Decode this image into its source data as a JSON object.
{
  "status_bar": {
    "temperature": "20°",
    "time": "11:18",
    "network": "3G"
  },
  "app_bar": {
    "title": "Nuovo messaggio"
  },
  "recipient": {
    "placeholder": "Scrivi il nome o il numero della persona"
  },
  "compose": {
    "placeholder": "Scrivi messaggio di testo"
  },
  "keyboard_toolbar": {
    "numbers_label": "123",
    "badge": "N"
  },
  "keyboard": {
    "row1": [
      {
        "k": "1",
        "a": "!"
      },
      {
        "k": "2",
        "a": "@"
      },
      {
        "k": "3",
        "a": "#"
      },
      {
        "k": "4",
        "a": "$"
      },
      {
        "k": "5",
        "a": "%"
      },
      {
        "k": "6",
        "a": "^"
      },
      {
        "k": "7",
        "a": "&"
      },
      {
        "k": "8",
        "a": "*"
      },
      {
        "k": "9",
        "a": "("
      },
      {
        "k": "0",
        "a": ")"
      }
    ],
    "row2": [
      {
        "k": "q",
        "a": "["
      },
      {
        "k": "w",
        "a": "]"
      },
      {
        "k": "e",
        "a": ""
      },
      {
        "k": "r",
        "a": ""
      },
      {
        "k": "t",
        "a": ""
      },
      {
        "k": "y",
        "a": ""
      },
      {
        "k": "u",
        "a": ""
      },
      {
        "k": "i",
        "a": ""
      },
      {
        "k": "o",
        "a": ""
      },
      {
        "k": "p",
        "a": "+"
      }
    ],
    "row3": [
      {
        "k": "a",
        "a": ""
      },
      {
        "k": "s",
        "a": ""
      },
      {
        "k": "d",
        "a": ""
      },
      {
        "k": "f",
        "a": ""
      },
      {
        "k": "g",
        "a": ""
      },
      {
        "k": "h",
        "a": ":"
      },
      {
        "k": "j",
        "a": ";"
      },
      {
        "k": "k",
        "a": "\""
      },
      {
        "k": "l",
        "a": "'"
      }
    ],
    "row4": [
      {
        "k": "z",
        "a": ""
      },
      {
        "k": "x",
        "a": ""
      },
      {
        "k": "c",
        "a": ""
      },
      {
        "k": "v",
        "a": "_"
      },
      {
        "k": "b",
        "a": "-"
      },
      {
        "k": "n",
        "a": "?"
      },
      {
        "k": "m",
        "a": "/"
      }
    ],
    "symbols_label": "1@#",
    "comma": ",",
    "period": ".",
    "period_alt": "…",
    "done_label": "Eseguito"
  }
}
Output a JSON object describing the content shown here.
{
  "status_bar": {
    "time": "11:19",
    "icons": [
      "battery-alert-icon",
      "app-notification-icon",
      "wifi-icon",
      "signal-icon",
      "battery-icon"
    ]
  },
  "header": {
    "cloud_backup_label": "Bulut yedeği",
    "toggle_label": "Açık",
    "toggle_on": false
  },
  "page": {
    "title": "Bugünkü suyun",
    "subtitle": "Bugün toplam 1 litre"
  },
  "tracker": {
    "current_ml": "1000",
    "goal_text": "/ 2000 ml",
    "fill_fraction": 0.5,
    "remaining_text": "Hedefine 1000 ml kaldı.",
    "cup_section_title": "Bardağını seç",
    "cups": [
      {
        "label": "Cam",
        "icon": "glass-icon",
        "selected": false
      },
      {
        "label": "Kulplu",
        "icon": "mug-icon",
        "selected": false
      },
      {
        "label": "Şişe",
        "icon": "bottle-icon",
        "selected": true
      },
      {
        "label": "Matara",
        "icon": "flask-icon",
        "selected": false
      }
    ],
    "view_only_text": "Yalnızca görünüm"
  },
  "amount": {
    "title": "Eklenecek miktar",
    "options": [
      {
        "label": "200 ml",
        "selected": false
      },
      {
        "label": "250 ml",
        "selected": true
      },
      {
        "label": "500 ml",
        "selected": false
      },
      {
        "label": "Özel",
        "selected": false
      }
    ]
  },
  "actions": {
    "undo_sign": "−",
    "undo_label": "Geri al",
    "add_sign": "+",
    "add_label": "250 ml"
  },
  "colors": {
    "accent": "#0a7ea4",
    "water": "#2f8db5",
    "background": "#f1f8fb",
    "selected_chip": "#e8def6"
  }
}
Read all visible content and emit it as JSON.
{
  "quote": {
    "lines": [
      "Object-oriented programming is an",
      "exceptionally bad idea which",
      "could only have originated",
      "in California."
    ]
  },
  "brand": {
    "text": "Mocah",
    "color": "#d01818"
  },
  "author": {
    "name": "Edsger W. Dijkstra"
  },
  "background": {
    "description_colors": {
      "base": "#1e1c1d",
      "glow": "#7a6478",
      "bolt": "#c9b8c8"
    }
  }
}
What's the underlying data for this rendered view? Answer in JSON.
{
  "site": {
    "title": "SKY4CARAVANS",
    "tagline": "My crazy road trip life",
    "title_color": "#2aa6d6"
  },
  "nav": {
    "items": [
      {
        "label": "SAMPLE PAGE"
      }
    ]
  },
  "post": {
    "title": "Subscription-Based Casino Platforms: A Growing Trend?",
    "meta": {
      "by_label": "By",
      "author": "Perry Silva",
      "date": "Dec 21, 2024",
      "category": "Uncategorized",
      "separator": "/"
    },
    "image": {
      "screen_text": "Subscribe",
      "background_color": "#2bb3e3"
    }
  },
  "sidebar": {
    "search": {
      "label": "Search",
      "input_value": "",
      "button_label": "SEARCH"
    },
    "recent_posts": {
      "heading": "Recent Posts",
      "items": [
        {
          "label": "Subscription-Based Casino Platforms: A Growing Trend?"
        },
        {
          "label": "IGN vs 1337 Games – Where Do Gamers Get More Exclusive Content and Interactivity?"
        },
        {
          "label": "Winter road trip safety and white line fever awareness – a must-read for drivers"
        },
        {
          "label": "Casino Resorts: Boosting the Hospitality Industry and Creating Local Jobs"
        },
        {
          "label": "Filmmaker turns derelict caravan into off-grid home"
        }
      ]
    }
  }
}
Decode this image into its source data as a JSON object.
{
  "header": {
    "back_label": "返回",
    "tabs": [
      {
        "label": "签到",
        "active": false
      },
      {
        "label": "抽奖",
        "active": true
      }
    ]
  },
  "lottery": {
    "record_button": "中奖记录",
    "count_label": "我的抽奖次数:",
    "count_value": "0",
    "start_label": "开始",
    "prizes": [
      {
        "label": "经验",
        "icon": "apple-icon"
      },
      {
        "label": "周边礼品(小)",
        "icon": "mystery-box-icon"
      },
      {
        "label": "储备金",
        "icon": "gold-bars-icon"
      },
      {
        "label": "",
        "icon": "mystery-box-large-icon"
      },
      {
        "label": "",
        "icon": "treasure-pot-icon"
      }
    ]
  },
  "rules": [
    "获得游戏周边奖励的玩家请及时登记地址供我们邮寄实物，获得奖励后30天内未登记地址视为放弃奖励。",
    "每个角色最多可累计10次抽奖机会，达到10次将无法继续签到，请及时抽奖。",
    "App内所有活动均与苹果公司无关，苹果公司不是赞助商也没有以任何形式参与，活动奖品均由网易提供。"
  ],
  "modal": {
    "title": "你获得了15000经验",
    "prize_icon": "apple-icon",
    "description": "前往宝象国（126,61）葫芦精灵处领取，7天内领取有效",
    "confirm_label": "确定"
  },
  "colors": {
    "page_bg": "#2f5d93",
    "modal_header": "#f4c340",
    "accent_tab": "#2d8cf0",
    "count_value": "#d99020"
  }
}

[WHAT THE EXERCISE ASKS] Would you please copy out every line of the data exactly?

[ANSWER SECTION]
Decode this image into its source data as a JSON object.
{
  "status_bar": {
    "temperature": "20°",
    "time": "11:18",
    "network": "3G"
  },
  "app_bar": {
    "title": "Nuovo messaggio"
  },
  "recipient": {
    "placeholder": "Scrivi il nome o il numero della persona"
  },
  "compose": {
    "placeholder": "Scrivi messaggio di testo"
  },
  "keyboard_toolbar": {
    "numbers_label": "123",
    "badge": "N"
  },
  "keyboard": {
    "row1": [
      {
        "k": "1",
        "a": "!"
      },
      {
        "k": "2",
        "a": "@"
      },
      {
        "k": "3",
        "a": "#"
      },
      {
        "k": "4",
        "a": "$"
      },
      {
        "k": "5",
        "a": "%"
      },
      {
        "k": "6",
        "a": "^"
      },
      {
        "k": "7",
        "a": "&"
      },
      {
        "k": "8",
        "a": "*"
      },
      {
        "k": "9",
        "a": "("
      },
      {
        "k": "0",
        "a": ")"
      }
    ],
    "row2": [
      {
        "k": "q",
        "a": "["
      },
      {
        "k": "w",
        "a": "]"
      },
      {
        "k": "e",
        "a": ""
      },
      {
        "k": "r",
        "a": ""
      },
      {
        "k": "t",
        "a": ""
      },
      {
        "k": "y",
        "a": ""
      },
      {
        "k": "u",
        "a": ""
      },
      {
        "k": "i",
        "a": ""
      },
      {
        "k": "o",
        "a": ""
      },
      {
        "k": "p",
        "a": "+"
      }
    ],
    "row3": [
      {
        "k": "a",
        "a": ""
      },
      {
        "k": "s",
        "a": ""
      },
      {
        "k": "d",
        "a": ""
      },
      {
        "k": "f",
        "a": ""
      },
      {
        "k": "g",
        "a": ""
      },
      {
        "k": "h",
        "a": ":"
      },
      {
        "k": "j",
        "a": ";"
      },
      {
        "k": "k",
        "a": "\""
      },
      {
        "k": "l",
        "a": "'"
      }
    ],
    "row4": [
      {
        "k": "z",
        "a": ""
      },
      {
        "k": "x",
        "a": ""
      },
      {
        "k": "c",
        "a": ""
      },
      {
        "k": "v",
        "a": "_"
      },
      {
        "k": "b",
        "a": "-"
      },
      {
        "k": "n",
        "a": "?"
      },
      {
        "k": "m",
        "a": "/"
      }
    ],
    "symbols_label": "1@#",
    "comma": ",",
    "period": ".",
    "period_alt": "…",
    "done_label": "Eseguito"
  }
}
Output a JSON object describing the content shown here.
{
  "status_bar": {
    "time": "11:19",
    "icons": [
      "battery-alert-icon",
      "app-notification-icon",
      "wifi-icon",
      "signal-icon",
      "battery-icon"
    ]
  },
  "header": {
    "cloud_backup_label": "Bulut yedeği",
    "toggle_label": "Açık",
    "toggle_on": false
  },
  "page": {
    "title": "Bugünkü suyun",
    "subtitle": "Bugün toplam 1 litre"
  },
  "tracker": {
    "current_ml": "1000",
    "goal_text": "/ 2000 ml",
    "fill_fraction": 0.5,
    "remaining_text": "Hedefine 1000 ml kaldı.",
    "cup_section_title": "Bardağını seç",
    "cups": [
      {
        "label": "Cam",
        "icon": "glass-icon",
        "selected": false
      },
      {
        "label": "Kulplu",
        "icon": "mug-icon",
        "selected": false
      },
      {
        "label": "Şişe",
        "icon": "bottle-icon",
        "selected": true
      },
      {
        "label": "Matara",
        "icon": "flask-icon",
        "selected": false
      }
    ],
    "view_only_text": "Yalnızca görünüm"
  },
  "amount": {
    "title": "Eklenecek miktar",
    "options": [
      {
        "label": "200 ml",
        "selected": false
      },
      {
        "label": "250 ml",
        "selected": true
      },
      {
        "label": "500 ml",
        "selected": false
      },
      {
        "label": "Özel",
        "selected": false
      }
    ]
  },
  "actions": {
    "undo_sign": "−",
    "undo_label": "Geri al",
    "add_sign": "+",
    "add_label": "250 ml"
  },
  "colors": {
    "accent": "#0a7ea4",
    "water": "#2f8db5",
    "background": "#f1f8fb",
    "selected_chip": "#e8def6"
  }
}
Read all visible content and emit it as JSON.
{
  "quote": {
    "lines": [
      "Object-oriented programming is an",
      "exceptionally bad idea which",
      "could only have originated",
      "in California."
    ]
  },
  "brand": {
    "text": "Mocah",
    "color": "#d01818"
  },
  "author": {
    "name": "Edsger W. Dijkstra"
  },
  "background": {
    "description_colors": {
      "base": "#1e1c1d",
      "glow": "#7a6478",
      "bolt": "#c9b8c8"
    }
  }
}
What's the underlying data for this rendered view? Answer in JSON.
{
  "site": {
    "title": "SKY4CARAVANS",
    "tagline": "My crazy road trip life",
    "title_color": "#2aa6d6"
  },
  "nav": {
    "items": [
      {
        "label": "SAMPLE PAGE"
      }
    ]
  },
  "post": {
    "title": "Subscription-Based Casino Platforms: A Growing Trend?",
    "meta": {
      "by_label": "By",
      "author": "Perry Silva",
      "date": "Dec 21, 2024",
      "category": "Uncategorized",
      "separator": "/"
    },
    "image": {
      "screen_text": "Subscribe",
      "background_color": "#2bb3e3"
    }
  },
  "sidebar": {
    "search": {
      "label": "Search",
      "input_value": "",
      "button_label": "SEARCH"
    },
    "recent_posts": {
      "heading": "Recent Posts",
      "items": [
        {
          "label": "Subscription-Based Casino Platforms: A Growing Trend?"
        },
        {
          "label": "IGN vs 1337 Games – Where Do Gamers Get More Exclusive Content and Interactivity?"
        },
        {
          "label": "Winter road trip safety and white line fever awareness – a must-read for drivers"
        },
        {
          "label": "Casino Resorts: Boosting the Hospitality Industry and Creating Local Jobs"
        },
        {
          "label": "Filmmaker turns derelict caravan into off-grid home"
        }
      ]
    }
  }
}
Decode this image into its source data as a JSON object.
{
  "header": {
    "back_label": "返回",
    "tabs": [
      {
        "label": "签到",
        "active": false
      },
      {
        "label": "抽奖",
        "active": true
      }
    ]
  },
  "lottery": {
    "record_button": "中奖记录",
    "count_label": "我的抽奖次数:",
    "count_value": "0",
    "start_label": "开始",
    "prizes": [
      {
        "label": "经验",
        "icon": "apple-icon"
      },
      {
        "label": "周边礼品(小)",
        "icon": "mystery-box-icon"
      },
      {
        "label": "储备金",
        "icon": "gold-bars-icon"
      },
      {
        "label": "",
        "icon": "mystery-box-large-icon"
      },
      {
        "label": "",
        "icon": "treasure-pot-icon"
      }
    ]
  },
  "rules": [
    "获得游戏周边奖励的玩家请及时登记地址供我们邮寄实物，获得奖励后30天内未登记地址视为放弃奖励。",
    "每个角色最多可累计10次抽奖机会，达到10次将无法继续签到，请及时抽奖。",
    "App内所有活动均与苹果公司无关，苹果公司不是赞助商也没有以任何形式参与，活动奖品均由网易提供。"
  ],
  "modal": {
    "title": "你获得了15000经验",
    "prize_icon": "apple-icon",
    "description": "前往宝象国（126,61）葫芦精灵处领取，7天内领取有效",
    "confirm_label": "确定"
  },
  "colors": {
    "page_bg": "#2f5d93",
    "modal_header": "#f4c340",
    "accent_tab": "#2d8cf0",
    "count_value": "#d99020"
  }
}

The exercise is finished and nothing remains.